**RECORDS PROVIDED:**
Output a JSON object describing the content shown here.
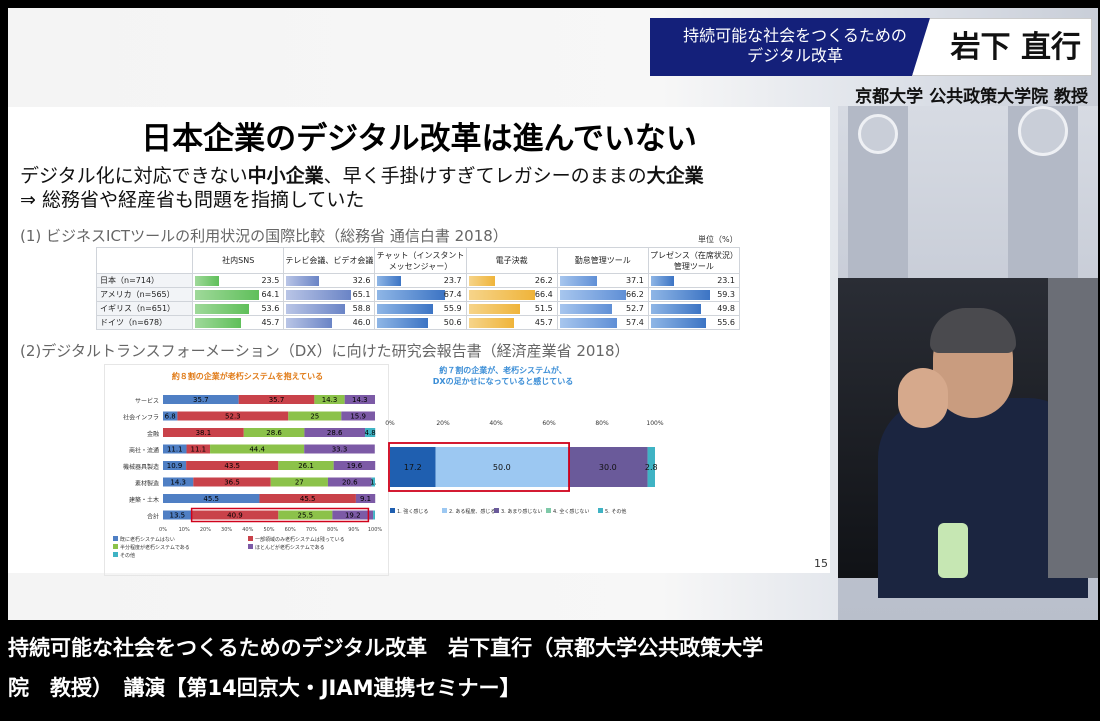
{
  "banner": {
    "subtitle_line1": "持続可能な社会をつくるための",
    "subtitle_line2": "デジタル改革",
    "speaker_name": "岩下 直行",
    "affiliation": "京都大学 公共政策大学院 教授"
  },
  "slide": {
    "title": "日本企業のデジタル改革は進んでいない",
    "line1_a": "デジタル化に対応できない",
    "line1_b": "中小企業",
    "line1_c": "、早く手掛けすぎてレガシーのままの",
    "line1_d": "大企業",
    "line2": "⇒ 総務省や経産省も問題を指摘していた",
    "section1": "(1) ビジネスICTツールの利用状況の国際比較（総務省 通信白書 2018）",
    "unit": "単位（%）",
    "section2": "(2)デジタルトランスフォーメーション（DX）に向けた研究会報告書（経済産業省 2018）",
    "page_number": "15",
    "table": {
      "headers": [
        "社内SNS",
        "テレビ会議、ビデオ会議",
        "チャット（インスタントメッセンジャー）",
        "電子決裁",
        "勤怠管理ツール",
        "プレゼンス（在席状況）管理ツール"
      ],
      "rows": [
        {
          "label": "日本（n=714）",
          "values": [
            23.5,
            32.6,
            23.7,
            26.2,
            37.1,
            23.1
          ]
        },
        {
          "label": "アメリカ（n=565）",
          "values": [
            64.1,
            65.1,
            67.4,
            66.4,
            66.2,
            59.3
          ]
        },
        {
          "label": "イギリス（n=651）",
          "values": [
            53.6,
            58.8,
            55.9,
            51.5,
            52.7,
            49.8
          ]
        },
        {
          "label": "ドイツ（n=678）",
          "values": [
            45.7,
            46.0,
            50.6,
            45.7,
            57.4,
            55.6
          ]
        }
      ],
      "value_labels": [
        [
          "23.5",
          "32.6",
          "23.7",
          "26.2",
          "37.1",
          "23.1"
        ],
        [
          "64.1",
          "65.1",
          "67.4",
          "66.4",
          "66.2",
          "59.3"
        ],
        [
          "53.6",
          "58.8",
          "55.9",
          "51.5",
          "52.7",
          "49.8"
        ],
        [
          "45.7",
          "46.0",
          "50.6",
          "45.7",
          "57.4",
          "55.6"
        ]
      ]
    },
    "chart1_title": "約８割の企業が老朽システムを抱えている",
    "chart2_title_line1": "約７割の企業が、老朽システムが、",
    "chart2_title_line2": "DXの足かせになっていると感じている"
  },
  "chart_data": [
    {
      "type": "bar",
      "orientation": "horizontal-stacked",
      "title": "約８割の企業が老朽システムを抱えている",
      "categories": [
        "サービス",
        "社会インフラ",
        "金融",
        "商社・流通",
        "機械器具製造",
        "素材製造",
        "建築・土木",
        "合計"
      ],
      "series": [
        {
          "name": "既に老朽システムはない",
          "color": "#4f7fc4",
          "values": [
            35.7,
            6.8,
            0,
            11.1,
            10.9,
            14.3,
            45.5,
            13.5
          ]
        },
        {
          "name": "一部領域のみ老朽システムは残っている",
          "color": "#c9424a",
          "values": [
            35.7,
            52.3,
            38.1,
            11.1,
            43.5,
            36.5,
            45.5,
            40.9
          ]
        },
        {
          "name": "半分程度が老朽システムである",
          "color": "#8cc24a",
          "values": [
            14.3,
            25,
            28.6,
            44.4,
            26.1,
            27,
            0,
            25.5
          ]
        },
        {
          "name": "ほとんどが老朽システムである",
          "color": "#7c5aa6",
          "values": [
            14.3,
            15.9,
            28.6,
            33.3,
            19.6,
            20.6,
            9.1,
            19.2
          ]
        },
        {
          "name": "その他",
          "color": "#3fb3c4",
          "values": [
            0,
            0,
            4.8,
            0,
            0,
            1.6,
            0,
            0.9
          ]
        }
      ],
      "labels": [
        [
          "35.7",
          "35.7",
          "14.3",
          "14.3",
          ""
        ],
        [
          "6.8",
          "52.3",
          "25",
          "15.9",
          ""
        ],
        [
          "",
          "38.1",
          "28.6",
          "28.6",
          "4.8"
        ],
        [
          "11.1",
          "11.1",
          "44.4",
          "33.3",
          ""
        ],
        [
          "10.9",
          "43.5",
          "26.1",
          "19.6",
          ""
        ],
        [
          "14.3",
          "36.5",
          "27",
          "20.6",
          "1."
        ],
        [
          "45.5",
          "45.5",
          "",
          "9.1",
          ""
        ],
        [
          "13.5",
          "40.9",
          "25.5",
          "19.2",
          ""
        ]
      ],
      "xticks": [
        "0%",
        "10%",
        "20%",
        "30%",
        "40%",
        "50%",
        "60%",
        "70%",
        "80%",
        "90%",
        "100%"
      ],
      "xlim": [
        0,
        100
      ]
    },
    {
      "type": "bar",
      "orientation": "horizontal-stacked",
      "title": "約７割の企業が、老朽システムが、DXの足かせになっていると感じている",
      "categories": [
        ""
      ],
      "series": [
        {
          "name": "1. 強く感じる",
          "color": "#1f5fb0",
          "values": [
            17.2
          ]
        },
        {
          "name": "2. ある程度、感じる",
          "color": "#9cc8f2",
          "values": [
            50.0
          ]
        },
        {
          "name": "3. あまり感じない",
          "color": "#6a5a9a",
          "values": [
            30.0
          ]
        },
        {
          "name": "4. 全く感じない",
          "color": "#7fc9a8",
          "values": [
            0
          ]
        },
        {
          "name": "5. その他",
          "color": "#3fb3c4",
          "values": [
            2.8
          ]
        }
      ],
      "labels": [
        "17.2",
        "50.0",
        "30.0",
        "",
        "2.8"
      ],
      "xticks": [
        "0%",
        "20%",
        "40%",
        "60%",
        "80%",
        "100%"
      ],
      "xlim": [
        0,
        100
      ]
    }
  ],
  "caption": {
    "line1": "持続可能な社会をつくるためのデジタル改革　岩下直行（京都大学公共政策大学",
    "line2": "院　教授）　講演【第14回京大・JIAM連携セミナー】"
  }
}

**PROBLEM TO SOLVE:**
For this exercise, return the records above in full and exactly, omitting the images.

**YOUR SOLUTION:**
Output a JSON object describing the content shown here.
{
  "banner": {
    "subtitle_line1": "持続可能な社会をつくるための",
    "subtitle_line2": "デジタル改革",
    "speaker_name": "岩下 直行",
    "affiliation": "京都大学 公共政策大学院 教授"
  },
  "slide": {
    "title": "日本企業のデジタル改革は進んでいない",
    "line1_a": "デジタル化に対応できない",
    "line1_b": "中小企業",
    "line1_c": "、早く手掛けすぎてレガシーのままの",
    "line1_d": "大企業",
    "line2": "⇒ 総務省や経産省も問題を指摘していた",
    "section1": "(1) ビジネスICTツールの利用状況の国際比較（総務省 通信白書 2018）",
    "unit": "単位（%）",
    "section2": "(2)デジタルトランスフォーメーション（DX）に向けた研究会報告書（経済産業省 2018）",
    "page_number": "15",
    "table": {
      "headers": [
        "社内SNS",
        "テレビ会議、ビデオ会議",
        "チャット（インスタントメッセンジャー）",
        "電子決裁",
        "勤怠管理ツール",
        "プレゼンス（在席状況）管理ツール"
      ],
      "rows": [
        {
          "label": "日本（n=714）",
          "values": [
            23.5,
            32.6,
            23.7,
            26.2,
            37.1,
            23.1
          ]
        },
        {
          "label": "アメリカ（n=565）",
          "values": [
            64.1,
            65.1,
            67.4,
            66.4,
            66.2,
            59.3
          ]
        },
        {
          "label": "イギリス（n=651）",
          "values": [
            53.6,
            58.8,
            55.9,
            51.5,
            52.7,
            49.8
          ]
        },
        {
          "label": "ドイツ（n=678）",
          "values": [
            45.7,
            46.0,
            50.6,
            45.7,
            57.4,
            55.6
          ]
        }
      ],
      "value_labels": [
        [
          "23.5",
          "32.6",
          "23.7",
          "26.2",
          "37.1",
          "23.1"
        ],
        [
          "64.1",
          "65.1",
          "67.4",
          "66.4",
          "66.2",
          "59.3"
        ],
        [
          "53.6",
          "58.8",
          "55.9",
          "51.5",
          "52.7",
          "49.8"
        ],
        [
          "45.7",
          "46.0",
          "50.6",
          "45.7",
          "57.4",
          "55.6"
        ]
      ]
    },
    "chart1_title": "約８割の企業が老朽システムを抱えている",
    "chart2_title_line1": "約７割の企業が、老朽システムが、",
    "chart2_title_line2": "DXの足かせになっていると感じている"
  },
  "chart_data": [
    {
      "type": "bar",
      "orientation": "horizontal-stacked",
      "title": "約８割の企業が老朽システムを抱えている",
      "categories": [
        "サービス",
        "社会インフラ",
        "金融",
        "商社・流通",
        "機械器具製造",
        "素材製造",
        "建築・土木",
        "合計"
      ],
      "series": [
        {
          "name": "既に老朽システムはない",
          "color": "#4f7fc4",
          "values": [
            35.7,
            6.8,
            0,
            11.1,
            10.9,
            14.3,
            45.5,
            13.5
          ]
        },
        {
          "name": "一部領域のみ老朽システムは残っている",
          "color": "#c9424a",
          "values": [
            35.7,
            52.3,
            38.1,
            11.1,
            43.5,
            36.5,
            45.5,
            40.9
          ]
        },
        {
          "name": "半分程度が老朽システムである",
          "color": "#8cc24a",
          "values": [
            14.3,
            25,
            28.6,
            44.4,
            26.1,
            27,
            0,
            25.5
          ]
        },
        {
          "name": "ほとんどが老朽システムである",
          "color": "#7c5aa6",
          "values": [
            14.3,
            15.9,
            28.6,
            33.3,
            19.6,
            20.6,
            9.1,
            19.2
          ]
        },
        {
          "name": "その他",
          "color": "#3fb3c4",
          "values": [
            0,
            0,
            4.8,
            0,
            0,
            1.6,
            0,
            0.9
          ]
        }
      ],
      "labels": [
        [
          "35.7",
          "35.7",
          "14.3",
          "14.3",
          ""
        ],
        [
          "6.8",
          "52.3",
          "25",
          "15.9",
          ""
        ],
        [
          "",
          "38.1",
          "28.6",
          "28.6",
          "4.8"
        ],
        [
          "11.1",
          "11.1",
          "44.4",
          "33.3",
          ""
        ],
        [
          "10.9",
          "43.5",
          "26.1",
          "19.6",
          ""
        ],
        [
          "14.3",
          "36.5",
          "27",
          "20.6",
          "1."
        ],
        [
          "45.5",
          "45.5",
          "",
          "9.1",
          ""
        ],
        [
          "13.5",
          "40.9",
          "25.5",
          "19.2",
          ""
        ]
      ],
      "xticks": [
        "0%",
        "10%",
        "20%",
        "30%",
        "40%",
        "50%",
        "60%",
        "70%",
        "80%",
        "90%",
        "100%"
      ],
      "xlim": [
        0,
        100
      ]
    },
    {
      "type": "bar",
      "orientation": "horizontal-stacked",
      "title": "約７割の企業が、老朽システムが、DXの足かせになっていると感じている",
      "categories": [
        ""
      ],
      "series": [
        {
          "name": "1. 強く感じる",
          "color": "#1f5fb0",
          "values": [
            17.2
          ]
        },
        {
          "name": "2. ある程度、感じる",
          "color": "#9cc8f2",
          "values": [
            50.0
          ]
        },
        {
          "name": "3. あまり感じない",
          "color": "#6a5a9a",
          "values": [
            30.0
          ]
        },
        {
          "name": "4. 全く感じない",
          "color": "#7fc9a8",
          "values": [
            0
          ]
        },
        {
          "name": "5. その他",
          "color": "#3fb3c4",
          "values": [
            2.8
          ]
        }
      ],
      "labels": [
        "17.2",
        "50.0",
        "30.0",
        "",
        "2.8"
      ],
      "xticks": [
        "0%",
        "20%",
        "40%",
        "60%",
        "80%",
        "100%"
      ],
      "xlim": [
        0,
        100
      ]
    }
  ],
  "caption": {
    "line1": "持続可能な社会をつくるためのデジタル改革　岩下直行（京都大学公共政策大学",
    "line2": "院　教授）　講演【第14回京大・JIAM連携セミナー】"
  }
}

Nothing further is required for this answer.